Spoken word processing and the effect of phonemic mismatch in aphasia and dyslexia
|Title||Spoken word processing and the effect of phonemic mismatch in aphasia and dyslexia|
|Year of Publication||2006|
|Conference Name||Dag van de Fonetiek 2006|
|Authors||Janse, Esther, Elise de Bree, and Susanne Brouwer|
|Publisher||Nederlandse Vereniging voor Fonetische Wetenschappen|
|Conference Location||Utrecht, The Netherlands|
Initial lexical activation in typical populations is a direct reflection of the goodness of fit between the presented stimulus and the intended target. In this study, lexical activation was investigated upon presentation of polysyllabic pseudowords (such as procodile) for two atypical populations: aphasic and dyslexic adults. Results of an auditory lexical decision task supported the hypothesis that sensitivity to phonemic mismatch was lower in both atypical populations, compared to their respective control groups. However, whereas the dyslexic participants were outperformed by their controls only for minimal word-initial mismatches, lexical decision accuracy of the aphasic participants was lower across the board. Both atypical groups were affected by the acoustic/perceptual difference between the changed and canonical word form.
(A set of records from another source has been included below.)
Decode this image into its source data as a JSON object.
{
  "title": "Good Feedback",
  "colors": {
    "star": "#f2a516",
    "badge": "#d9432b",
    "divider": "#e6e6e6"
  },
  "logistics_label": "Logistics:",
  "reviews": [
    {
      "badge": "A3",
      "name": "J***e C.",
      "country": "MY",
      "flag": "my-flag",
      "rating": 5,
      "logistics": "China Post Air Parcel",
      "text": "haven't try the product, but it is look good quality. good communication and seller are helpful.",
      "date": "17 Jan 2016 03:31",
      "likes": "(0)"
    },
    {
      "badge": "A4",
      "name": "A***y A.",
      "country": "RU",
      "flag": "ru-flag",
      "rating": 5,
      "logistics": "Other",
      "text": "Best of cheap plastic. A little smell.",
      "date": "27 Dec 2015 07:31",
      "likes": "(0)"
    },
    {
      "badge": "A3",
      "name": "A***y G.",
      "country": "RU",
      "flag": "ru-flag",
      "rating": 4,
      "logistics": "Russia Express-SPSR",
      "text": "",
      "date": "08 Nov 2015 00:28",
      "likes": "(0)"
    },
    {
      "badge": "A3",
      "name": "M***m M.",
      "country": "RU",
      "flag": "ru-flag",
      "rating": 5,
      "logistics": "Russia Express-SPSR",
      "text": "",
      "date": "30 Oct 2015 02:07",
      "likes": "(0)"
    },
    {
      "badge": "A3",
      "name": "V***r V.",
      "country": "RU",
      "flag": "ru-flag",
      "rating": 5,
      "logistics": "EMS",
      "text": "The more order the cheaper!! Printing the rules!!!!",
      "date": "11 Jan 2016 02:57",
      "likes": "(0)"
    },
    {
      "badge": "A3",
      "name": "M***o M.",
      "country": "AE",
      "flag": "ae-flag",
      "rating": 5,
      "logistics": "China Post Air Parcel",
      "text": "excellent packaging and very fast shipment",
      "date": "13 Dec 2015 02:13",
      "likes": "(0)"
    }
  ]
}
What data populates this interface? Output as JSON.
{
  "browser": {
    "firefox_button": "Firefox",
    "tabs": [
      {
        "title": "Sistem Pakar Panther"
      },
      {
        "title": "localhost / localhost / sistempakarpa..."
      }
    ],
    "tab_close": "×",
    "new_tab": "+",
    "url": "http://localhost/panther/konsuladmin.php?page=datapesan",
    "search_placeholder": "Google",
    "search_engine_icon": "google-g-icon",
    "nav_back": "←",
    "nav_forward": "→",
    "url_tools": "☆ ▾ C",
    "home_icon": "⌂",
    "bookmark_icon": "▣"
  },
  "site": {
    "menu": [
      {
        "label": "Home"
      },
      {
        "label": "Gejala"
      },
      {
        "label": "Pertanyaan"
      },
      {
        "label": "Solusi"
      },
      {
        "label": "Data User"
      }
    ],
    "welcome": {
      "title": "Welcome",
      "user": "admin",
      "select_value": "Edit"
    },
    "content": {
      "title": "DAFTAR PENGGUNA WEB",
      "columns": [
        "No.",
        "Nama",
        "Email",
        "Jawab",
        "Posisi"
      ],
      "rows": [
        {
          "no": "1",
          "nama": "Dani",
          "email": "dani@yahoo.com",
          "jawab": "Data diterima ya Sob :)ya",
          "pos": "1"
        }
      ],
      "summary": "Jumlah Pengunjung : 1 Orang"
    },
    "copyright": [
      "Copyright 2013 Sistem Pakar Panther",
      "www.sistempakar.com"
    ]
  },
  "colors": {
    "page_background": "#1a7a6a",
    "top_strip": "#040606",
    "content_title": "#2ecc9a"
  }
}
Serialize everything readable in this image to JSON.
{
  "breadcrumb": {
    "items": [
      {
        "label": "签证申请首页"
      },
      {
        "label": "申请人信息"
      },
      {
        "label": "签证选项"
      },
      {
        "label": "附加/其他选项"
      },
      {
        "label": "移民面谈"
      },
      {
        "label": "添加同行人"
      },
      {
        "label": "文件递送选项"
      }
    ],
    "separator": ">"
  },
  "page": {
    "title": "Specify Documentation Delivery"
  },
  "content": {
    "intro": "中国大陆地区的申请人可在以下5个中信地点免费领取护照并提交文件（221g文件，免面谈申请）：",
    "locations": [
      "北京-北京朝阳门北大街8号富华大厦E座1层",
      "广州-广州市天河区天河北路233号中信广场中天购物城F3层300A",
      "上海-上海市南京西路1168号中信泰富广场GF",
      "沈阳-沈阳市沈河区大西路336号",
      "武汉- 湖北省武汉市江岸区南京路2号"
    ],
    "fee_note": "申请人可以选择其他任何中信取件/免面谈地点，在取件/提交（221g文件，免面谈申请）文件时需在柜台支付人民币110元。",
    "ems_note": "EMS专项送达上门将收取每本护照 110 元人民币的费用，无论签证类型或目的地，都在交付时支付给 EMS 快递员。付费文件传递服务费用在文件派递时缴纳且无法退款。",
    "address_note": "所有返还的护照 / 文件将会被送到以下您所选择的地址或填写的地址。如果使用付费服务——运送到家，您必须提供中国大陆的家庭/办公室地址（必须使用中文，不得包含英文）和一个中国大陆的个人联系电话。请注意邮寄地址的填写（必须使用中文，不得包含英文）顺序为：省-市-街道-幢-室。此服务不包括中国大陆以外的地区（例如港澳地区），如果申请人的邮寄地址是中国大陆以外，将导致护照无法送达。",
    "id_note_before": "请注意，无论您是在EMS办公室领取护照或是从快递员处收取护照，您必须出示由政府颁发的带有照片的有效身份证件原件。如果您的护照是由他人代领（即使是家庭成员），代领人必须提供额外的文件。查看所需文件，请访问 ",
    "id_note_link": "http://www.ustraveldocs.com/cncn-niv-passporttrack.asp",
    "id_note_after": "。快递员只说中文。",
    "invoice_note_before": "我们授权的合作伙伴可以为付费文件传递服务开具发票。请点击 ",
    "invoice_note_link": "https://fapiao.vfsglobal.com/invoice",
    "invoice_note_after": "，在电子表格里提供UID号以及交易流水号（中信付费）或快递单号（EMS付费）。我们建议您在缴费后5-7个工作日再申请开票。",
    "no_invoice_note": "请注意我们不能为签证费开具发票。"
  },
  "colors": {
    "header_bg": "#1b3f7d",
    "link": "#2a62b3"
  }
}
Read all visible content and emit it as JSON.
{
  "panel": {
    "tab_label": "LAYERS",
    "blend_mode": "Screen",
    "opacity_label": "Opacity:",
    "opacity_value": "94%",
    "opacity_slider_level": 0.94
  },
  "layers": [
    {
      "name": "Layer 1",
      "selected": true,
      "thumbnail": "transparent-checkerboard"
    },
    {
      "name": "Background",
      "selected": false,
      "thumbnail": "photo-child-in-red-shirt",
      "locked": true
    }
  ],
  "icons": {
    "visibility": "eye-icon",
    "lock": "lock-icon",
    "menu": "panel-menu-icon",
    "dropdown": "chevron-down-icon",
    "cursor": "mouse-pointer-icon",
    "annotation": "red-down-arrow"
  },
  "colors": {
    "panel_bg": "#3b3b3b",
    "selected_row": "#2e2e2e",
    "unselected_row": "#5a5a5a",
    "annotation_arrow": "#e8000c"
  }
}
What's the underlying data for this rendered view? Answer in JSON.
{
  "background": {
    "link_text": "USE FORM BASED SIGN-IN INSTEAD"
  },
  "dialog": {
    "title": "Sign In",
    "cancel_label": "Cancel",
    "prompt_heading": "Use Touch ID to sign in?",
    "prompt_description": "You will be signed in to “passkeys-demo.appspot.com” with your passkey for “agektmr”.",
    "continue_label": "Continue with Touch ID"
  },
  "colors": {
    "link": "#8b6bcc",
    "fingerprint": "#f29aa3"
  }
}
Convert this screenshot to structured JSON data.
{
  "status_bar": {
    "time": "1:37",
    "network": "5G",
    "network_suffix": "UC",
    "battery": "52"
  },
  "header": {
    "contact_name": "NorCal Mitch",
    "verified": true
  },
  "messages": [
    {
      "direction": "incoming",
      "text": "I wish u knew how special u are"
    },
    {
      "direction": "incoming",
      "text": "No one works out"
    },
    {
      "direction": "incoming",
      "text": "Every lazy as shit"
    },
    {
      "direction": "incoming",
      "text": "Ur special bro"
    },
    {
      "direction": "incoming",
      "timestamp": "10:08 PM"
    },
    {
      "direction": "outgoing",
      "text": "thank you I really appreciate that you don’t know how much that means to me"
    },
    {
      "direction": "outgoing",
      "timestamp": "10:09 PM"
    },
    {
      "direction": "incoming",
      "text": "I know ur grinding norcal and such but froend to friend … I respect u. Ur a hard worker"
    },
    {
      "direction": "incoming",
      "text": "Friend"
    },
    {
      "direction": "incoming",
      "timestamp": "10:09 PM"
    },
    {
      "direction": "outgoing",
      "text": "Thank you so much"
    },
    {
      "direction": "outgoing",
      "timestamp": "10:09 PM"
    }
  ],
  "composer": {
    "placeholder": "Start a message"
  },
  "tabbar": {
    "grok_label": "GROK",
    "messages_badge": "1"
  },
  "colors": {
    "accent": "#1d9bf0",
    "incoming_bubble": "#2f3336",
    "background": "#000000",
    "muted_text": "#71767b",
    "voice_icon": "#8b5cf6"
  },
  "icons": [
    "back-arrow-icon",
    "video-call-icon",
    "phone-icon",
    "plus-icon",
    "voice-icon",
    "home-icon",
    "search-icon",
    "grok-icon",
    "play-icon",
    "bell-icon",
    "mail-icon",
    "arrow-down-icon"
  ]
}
The results are discussed in terms of lexical access and the role of verbal working memory.